Professor Strayer conducted his study for the AAA Foundation for Traffic Safety. He plans to share the findings with the automobile and consumer electronics industries. He hopes to convince these groups that in-car technologies need to be “less cognitively demanding” on drivers.
The study involved cameras that were mounted inside a car that tracked a driver’s eye and head movements. There were 38 participants, 20 men and 18 women from the university ranging in age from 18 to 30.
They were fitted with electroencephalographic (EEG) caps to chart brain activity and for the researchers to determine the “mental workload” involved in each task they did.
The study s rated mental distractions on a scale similar to the scale used for hurricanes. Activities like listening to the radio ranked as a “Category 1” distraction, with minimal risk.
Talking on a cell phone, whether handheld or hands free, was a “Category 2” distraction, with moderate risk.
Listening and responding to a voice-activated email program while driving “increased mental workload and distraction levels” to “Category 3,” which is considered an extensive risk.
Interestingly, over 70% of Americans think hands-free devices in vehicles are safer, according to AAA’s studies when in fact it is quite dangerous.

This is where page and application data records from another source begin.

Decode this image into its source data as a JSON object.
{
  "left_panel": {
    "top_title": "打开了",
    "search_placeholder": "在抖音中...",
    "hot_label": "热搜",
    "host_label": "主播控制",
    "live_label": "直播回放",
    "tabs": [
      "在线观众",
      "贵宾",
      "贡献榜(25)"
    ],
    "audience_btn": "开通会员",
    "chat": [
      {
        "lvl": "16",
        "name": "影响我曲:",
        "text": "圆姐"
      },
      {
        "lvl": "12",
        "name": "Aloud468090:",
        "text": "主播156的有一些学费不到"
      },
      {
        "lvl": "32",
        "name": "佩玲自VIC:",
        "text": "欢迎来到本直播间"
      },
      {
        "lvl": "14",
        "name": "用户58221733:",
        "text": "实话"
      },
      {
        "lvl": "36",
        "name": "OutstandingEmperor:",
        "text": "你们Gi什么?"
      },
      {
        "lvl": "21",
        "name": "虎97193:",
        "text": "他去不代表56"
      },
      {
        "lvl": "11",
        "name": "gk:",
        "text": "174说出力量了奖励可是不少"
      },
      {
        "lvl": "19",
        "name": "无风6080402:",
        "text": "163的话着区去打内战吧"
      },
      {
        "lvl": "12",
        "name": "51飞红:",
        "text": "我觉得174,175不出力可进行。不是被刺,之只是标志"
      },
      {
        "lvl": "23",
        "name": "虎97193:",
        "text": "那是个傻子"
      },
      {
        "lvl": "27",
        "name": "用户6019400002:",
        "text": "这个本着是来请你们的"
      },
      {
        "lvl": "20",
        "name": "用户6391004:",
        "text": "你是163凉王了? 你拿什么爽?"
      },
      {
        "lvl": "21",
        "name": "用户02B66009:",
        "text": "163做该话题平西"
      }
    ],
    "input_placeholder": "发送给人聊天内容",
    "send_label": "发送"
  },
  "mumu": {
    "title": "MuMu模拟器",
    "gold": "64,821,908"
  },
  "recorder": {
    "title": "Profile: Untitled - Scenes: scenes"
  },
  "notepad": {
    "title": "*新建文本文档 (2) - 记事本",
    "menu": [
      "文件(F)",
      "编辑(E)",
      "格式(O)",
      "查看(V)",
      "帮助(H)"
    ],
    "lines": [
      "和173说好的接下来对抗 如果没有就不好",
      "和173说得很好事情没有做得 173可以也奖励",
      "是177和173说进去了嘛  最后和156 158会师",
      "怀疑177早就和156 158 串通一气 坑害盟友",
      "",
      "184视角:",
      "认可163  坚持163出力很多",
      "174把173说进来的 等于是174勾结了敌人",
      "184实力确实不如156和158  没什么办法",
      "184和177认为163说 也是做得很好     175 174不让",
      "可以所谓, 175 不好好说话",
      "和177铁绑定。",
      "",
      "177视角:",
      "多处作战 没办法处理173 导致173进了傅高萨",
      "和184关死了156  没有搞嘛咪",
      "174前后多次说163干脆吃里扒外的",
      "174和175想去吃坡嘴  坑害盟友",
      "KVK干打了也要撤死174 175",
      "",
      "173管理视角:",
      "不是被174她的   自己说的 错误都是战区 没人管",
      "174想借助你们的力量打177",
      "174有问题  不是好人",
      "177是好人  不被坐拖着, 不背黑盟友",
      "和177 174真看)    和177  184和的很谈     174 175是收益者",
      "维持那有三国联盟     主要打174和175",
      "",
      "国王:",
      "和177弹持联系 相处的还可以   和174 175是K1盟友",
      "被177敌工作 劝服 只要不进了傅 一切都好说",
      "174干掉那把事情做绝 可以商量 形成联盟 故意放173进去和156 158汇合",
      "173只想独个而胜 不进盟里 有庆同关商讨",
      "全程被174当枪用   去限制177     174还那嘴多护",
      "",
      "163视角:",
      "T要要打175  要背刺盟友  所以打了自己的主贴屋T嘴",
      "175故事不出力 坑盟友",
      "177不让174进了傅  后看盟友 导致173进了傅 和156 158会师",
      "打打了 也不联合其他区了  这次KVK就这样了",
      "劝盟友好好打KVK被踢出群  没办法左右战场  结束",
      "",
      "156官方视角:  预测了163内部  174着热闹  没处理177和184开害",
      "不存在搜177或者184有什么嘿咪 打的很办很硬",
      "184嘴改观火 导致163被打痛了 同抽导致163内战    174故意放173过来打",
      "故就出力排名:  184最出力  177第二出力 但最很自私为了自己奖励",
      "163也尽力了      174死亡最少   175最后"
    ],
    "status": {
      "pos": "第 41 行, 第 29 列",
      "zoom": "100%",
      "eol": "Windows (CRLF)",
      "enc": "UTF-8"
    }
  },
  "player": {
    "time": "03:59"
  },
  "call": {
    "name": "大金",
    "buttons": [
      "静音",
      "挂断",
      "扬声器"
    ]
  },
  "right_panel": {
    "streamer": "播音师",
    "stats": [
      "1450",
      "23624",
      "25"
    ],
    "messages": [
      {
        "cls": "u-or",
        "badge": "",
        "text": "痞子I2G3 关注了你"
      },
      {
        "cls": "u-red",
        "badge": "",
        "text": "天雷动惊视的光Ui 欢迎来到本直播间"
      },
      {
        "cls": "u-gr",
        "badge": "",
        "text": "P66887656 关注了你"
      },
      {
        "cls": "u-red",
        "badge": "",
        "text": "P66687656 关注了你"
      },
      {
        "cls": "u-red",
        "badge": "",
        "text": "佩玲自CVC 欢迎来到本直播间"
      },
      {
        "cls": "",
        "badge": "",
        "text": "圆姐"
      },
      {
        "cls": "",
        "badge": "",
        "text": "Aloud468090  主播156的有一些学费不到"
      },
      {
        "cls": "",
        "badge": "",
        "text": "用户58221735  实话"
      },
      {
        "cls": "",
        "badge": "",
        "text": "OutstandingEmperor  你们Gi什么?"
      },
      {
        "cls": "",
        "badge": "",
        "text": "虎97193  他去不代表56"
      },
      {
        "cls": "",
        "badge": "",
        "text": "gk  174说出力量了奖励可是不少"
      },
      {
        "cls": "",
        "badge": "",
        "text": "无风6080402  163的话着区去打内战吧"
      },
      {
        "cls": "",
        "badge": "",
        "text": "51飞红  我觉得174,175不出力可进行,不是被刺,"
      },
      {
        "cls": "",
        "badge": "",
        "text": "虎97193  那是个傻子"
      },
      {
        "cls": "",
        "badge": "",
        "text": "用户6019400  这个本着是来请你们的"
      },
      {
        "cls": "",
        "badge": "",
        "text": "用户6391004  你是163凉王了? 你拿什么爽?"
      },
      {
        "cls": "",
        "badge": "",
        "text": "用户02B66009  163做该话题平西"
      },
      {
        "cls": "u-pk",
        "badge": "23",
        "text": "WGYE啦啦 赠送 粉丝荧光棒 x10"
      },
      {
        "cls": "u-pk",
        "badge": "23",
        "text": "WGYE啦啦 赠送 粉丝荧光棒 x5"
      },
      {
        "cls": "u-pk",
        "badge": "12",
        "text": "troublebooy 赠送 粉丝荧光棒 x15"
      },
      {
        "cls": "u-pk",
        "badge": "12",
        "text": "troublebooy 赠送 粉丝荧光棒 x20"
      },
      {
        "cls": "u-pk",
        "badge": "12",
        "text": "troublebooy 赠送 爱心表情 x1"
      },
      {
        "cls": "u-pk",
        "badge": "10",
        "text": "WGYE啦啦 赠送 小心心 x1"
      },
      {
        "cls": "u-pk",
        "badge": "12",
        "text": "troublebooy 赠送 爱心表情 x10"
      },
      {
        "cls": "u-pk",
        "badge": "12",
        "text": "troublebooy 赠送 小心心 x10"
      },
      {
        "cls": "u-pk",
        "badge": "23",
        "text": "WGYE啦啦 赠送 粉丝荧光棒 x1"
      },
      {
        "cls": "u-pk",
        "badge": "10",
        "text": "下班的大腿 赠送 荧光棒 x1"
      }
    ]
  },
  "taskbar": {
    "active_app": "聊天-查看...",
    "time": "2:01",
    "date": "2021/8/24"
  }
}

Elizabeth Waterman, a Southern California psychologist familiar with the issue noted, “Driving as a task is very, very complex for the human brain … because we do it over and over, it becomes normal for us. But there is still a complex set of activities attached to it. Our attention span is limited in capacity. So, the more we add gadgets in the car, the more we’re likely to lose focus and attention on driving—and more likely to make mistakes.”